Time: 5 minutes
Difficulty Level: Beginner
Requirements: Flash 5 or higher.
Topics Covered: Instance Names.
Assumed knowledge: Basically nothing.

Download the source for the above movie here. (Zipped, PC Flash 5 file).

This tutorial outlines, just briefly, what Instance Names are since we will make reference to them all through this site, in all levels of tutorials and open source.

An instance is a copy of any symbol from your Flash file's library which resides on the stage. So any graphic, button or movie clip you put on the stage is an instance. All instances have Instance Names, which by default are "instance1", "instance2", etc.

Instance names become important and useful when you begin using Actionscript at any level. Say you want to look up John Smith in the phone book. You grab the book or jump online and do your search for John Smith. Then when you find his details you can call him and tell him/ask him stuff. It's the same with objects on your stage. You can't tell them or ask them stuff until you know what they're called and where they "live". For the moment we're just working out their names. Where they live is covered in the Paths tutorial.

Up to Flash 5 instance names were only really applicable for Movie Clips, but in MX we can address buttons using their instance names and do all sorts of fancy stuff, so they've become even more important! So let's just quickly run through how to make a clip with an instance name. Go File > New. Now Ctrl F8 will create a new symbol. Name it anything you like, select Movie Clip and hit OK. Now draw a small graphic within this movie clip and press Ctrl E to return to the main stage. Ctrl L will bring up your library. From here, drag one copy of your movie clip on to the stage. Select your movie clip and fire up the Instance Properties Panel (Flash MX), Instance Inspector (Flash 5) or right click and go to Properties (Flash 4).

Now in the "<Instance Name>" field type a name for the instance you've just created (I'll do "Joey", without the quotes of course). Save your file and then Test it using Ctrl Enter. While in the test environment press Ctrl L to bring up the Layers and Objects debugging window. You should now have one copy of clip "Joey" on your stage. The debugging window shows this as Movie Clip: Frame=1 Target="_level0.Joey" which means that Joey is a Movie Clip element, on Frame 1 and its full path is _level0.Joey.

And that's it! I would now recommend you read the Paths tutorial as a quick follow up to this one. Remember to post questions on the Forums rather than emailing me.

Jesse Stratford is the Co-Master of ActionScript.org and a freelance Flash developer and teacher. He is based in Australia and enjoys all things Flash.

NB: If you have comments or feedback please feel free to email me, but please do not email me Flash questions; the forums are provided for that purpose and you will get a faster answer by posting you question there.
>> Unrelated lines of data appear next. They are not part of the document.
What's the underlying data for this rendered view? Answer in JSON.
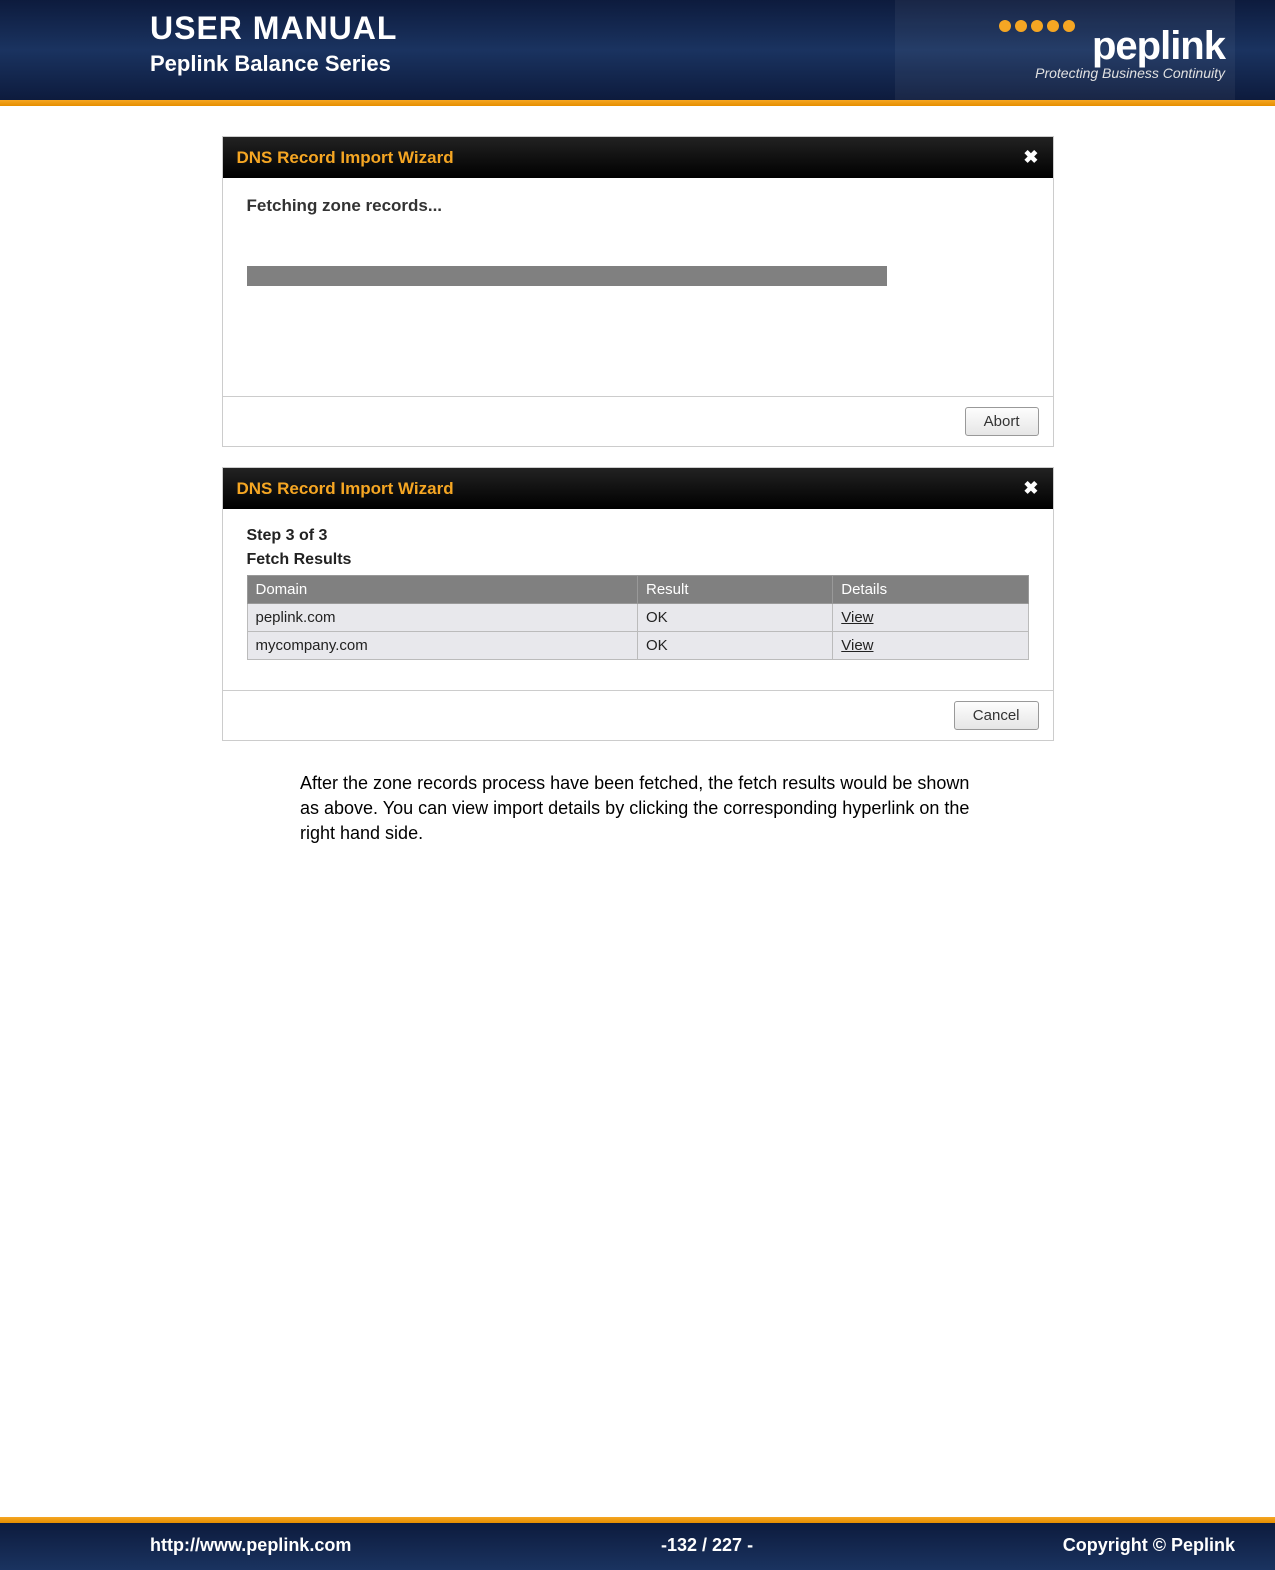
{
  "header": {
    "title": "USER MANUAL",
    "subtitle": "Peplink Balance Series",
    "logo_text": "peplink",
    "logo_tagline": "Protecting Business Continuity"
  },
  "wizard1": {
    "title": "DNS Record Import Wizard",
    "close": "✖",
    "status": "Fetching zone records...",
    "abort_label": "Abort"
  },
  "wizard2": {
    "title": "DNS Record Import Wizard",
    "close": "✖",
    "step": "Step 3 of 3",
    "section": "Fetch Results",
    "columns": {
      "domain": "Domain",
      "result": "Result",
      "details": "Details"
    },
    "rows": [
      {
        "domain": "peplink.com",
        "result": "OK",
        "details": "View"
      },
      {
        "domain": "mycompany.com",
        "result": "OK",
        "details": "View"
      }
    ],
    "cancel_label": "Cancel"
  },
  "description": "After the zone records process have been fetched, the fetch results would be shown as above. You can view import details by clicking the corresponding hyperlink on the right hand side.",
  "footer": {
    "url": "http://www.peplink.com",
    "page": "-132 / 227 -",
    "copyright": "Copyright ©  Peplink"
  }
}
If you have found this tutorial helpful, I hope that you will take 30 seconds to visit The Hunger Site where, with just one click you can make a free donation of food to a starving person in a third-world country. We do not benefit financially from this action; it is purely an act of charity.
This tutorial is protected by International Intellectual Property Rights laws and may not be reproduced or redistributed in full or part, without the prior written consent of the author. Unauthorized reproduction of this tutorial or its contents may result in prosecution. I've worked hard on this tutorial, please don't steal it.